Comments (2)

Please remember, we are not able to give medical or legal advice. If you have medical concerns, please consult your doctor. All posted comments are the views and opinions of the poster only.

As a practicing Psychologist, Neurofeedback, and Biofeedback provider, I have found Neurofeedback treatment to be effective in reducing the incidence and duration of post tbi headaches, where medication has been less than optimally effective, or not well tolerated. It has also been a useful intervention to improve the quality of sleep. As a professional in this field for 20 years, I have seen the slow and steady growth of clinical applications and research. A comprehensive bibliography can be viewed at Numerous providers have been offering their services pro bono to our wounded warriors.
Just a thought and maybe something that should be put to the test. Trauma and pain increases sensory perceptions, so could a change in fabric bedding help?

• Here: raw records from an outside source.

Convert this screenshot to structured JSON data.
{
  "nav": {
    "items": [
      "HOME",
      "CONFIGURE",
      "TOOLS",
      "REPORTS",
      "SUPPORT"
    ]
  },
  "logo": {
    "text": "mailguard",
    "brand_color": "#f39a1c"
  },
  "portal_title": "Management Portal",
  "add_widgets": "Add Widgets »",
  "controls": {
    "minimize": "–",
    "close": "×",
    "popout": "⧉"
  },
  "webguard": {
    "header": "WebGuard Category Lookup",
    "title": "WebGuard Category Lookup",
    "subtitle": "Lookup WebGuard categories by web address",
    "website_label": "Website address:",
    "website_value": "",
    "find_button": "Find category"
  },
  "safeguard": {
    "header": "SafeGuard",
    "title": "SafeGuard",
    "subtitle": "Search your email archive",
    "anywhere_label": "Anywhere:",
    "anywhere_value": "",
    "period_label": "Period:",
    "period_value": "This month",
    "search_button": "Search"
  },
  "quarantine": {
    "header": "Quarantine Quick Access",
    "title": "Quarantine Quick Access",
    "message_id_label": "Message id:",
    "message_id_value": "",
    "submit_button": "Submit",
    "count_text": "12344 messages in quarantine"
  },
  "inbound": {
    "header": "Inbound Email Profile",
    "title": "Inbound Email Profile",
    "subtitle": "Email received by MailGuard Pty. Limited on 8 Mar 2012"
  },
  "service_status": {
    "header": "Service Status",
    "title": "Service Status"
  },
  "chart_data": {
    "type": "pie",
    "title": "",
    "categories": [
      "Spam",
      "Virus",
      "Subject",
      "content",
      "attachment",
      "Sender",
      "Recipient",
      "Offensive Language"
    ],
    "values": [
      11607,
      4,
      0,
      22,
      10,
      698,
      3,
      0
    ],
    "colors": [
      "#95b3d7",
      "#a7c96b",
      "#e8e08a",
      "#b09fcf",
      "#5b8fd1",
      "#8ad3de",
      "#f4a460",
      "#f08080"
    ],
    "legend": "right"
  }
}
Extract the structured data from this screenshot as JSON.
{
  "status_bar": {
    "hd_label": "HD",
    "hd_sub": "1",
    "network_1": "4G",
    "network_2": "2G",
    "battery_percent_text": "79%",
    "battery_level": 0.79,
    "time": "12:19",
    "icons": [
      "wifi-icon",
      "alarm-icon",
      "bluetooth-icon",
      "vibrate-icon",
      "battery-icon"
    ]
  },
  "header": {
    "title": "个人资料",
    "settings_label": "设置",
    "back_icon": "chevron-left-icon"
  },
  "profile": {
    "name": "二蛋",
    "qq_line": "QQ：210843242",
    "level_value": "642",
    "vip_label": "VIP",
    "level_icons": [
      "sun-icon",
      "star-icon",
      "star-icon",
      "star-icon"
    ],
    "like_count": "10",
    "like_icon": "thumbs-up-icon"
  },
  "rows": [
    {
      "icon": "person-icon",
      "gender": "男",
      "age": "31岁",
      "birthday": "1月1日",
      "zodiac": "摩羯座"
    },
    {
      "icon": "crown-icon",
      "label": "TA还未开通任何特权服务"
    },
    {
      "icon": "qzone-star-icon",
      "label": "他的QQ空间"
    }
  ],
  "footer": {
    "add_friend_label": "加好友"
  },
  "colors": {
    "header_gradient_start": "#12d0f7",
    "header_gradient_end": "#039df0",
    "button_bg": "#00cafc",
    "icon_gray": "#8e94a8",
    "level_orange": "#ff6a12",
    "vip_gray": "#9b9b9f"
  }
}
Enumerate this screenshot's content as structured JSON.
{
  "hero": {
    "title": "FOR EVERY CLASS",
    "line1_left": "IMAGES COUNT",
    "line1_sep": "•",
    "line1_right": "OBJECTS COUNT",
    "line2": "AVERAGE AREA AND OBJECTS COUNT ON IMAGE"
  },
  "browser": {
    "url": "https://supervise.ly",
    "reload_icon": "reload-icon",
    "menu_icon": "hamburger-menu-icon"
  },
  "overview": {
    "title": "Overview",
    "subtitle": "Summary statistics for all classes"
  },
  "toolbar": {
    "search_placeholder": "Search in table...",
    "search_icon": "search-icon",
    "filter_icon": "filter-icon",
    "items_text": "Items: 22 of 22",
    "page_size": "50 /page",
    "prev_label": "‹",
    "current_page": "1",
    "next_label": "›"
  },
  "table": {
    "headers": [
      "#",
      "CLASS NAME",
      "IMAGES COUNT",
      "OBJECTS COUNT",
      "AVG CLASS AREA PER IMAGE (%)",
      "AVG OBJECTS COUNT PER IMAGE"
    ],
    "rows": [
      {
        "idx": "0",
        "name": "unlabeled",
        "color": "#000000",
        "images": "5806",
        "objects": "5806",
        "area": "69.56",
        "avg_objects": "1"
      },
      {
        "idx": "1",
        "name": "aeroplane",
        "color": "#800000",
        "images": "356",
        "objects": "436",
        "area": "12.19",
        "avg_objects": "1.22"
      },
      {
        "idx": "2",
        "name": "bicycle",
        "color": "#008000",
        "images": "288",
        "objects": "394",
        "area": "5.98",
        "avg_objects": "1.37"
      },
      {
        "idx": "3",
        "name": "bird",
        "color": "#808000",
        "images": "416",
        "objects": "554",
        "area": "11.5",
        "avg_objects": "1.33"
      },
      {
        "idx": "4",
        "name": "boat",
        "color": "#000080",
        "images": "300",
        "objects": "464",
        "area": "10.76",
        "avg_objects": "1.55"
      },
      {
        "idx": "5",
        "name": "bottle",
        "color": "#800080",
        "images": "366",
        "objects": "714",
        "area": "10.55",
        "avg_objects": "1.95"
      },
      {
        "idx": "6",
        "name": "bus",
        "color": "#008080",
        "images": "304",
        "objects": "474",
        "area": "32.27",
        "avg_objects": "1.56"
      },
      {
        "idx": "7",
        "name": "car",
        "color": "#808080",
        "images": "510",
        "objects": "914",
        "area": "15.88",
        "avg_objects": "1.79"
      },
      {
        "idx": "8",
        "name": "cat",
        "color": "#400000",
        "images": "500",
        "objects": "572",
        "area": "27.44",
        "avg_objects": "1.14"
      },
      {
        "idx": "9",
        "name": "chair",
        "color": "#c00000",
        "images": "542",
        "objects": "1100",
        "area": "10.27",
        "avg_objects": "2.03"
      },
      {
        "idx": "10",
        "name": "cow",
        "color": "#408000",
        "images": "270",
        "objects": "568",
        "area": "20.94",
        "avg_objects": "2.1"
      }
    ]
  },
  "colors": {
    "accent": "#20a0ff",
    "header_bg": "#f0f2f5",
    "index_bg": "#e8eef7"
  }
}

Wool is supposed to help premature babies with sleep according to a research conducted into the sleep patterns of premature babies at the Cambridge Maternity Hospital in 1979. Please visit the Cambridge Centre for Family Research for Scott and Richards's work (researchers)